[insert your favorite ideogram here]

Marshall McLuhan’s critical look at “Technology and Political Change” in the 1952 International Journal proved to be a rather deep and dreary read. And if you haven’t already connected the irony of the topic and language therein with the publication’s title, I invite you to do so at this time.

If you haven’t already read the article, let me help shape or frame the idea that seems to center this piece. “Mental starvation in the midst of plenty is as much a feature of mass communication as of mass production.” Much of what McLuhan has to say centers on the idea that mechanical reproduction in any form—newspapers, radio, or broadcast—has made the masses slaves to ‘here and now’ and that the past is easily forgotten. He argues that newspapers, more than broadcast, have this effect on culture.  

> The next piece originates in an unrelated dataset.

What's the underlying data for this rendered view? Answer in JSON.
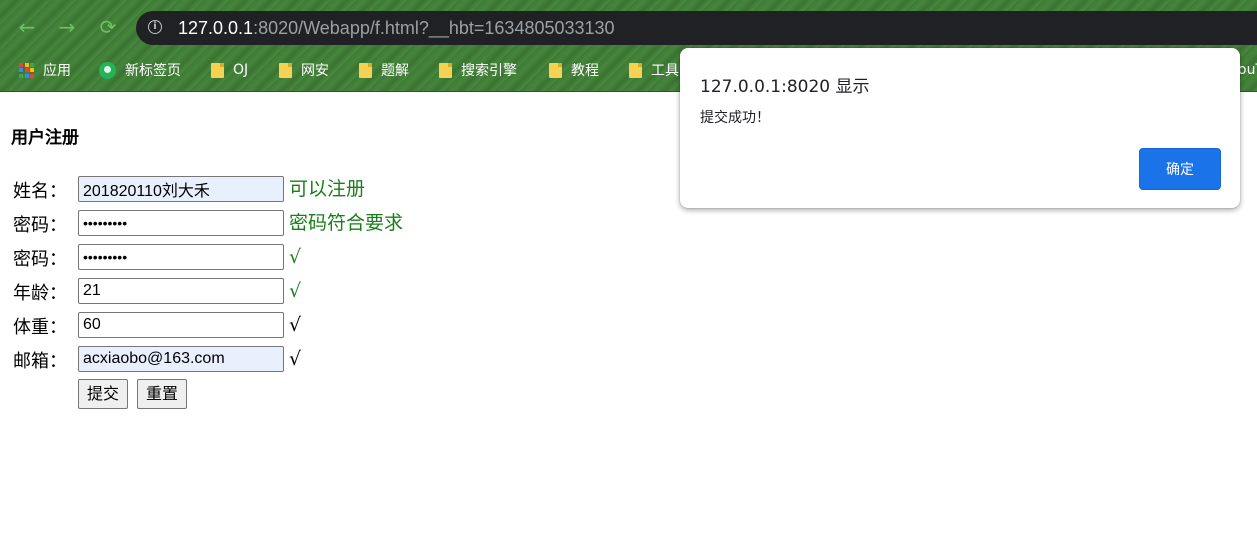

“For listening is not hearing any more than looking is reading.” McLuhan, of course, references Plato multiple times throughout his piece and clearly took dialogues such as Phaedrus with him in his critiques of mass communication by the mid-20th century. He believed the popular mind was decades ahead of the academic mind because of the West’s insistence of reporting the world news on a daily basis, claiming “the most significant single fact about the newspaper is the dateline.”

In sharp contrast, I believe the world news and the news found in newspapers across the globe have relevance to many and would argue to be truly intellectual, one must account for the world moving around them. Keeping up-to-date on world events can, in essence, broaden one’s own perspective and reflections of self and one’s own nation can occur. While I agree that seeing Beiber’s butt retweeted thousands of times does not make me a more intellectual person, I can’t say the same about a Facebook share containing the image of Uruguay’s president getting out of a jalopy with a tagline, “poorest president in the world.” With the click of a mouse, I am able to verify the Facebook share with news stories about the Uruguayan president in fact being the simplest and poorest president in the world. And, be it a useless fact to carry, I am more intellectual than someone who did not see the Facebook share. Am I not? Does it not breed reflections of our political leaders?

“And naturally the technologically determined format of the press has had revolutionary political consequences. It has changed everybody’s way of thinking, seeing, feeling.” I might argue with McLuhan that I believe in many rights, this is a good thing. Without actually writing it, does he believe us to be sheep? Are we merely followers of the times? 

In thinking about how McLuhan believed reading or listening to world news as "everybody watching the stages of an experiment," I went to the Internet and I believe, I have found gold. Albeit a right-winged, conspiracy theorist, Mark Dice is also a media analyst and political activist--one that I might actually compare to McLuhan! So in keeping with the frame of 'experimentation and the masses,' consider this as a comparison to McLuhan's article and maybe we'll discuss it in class tomorrow.

1 comment:

  1. Wow. Interesting experiment.
    I also McLuhan got it right when he said many issues aren't reported if they are too complex...which means society doesn't take on anything that can't be easily followed or reported to the non-professional. Maybe that's what's wrong with Congress.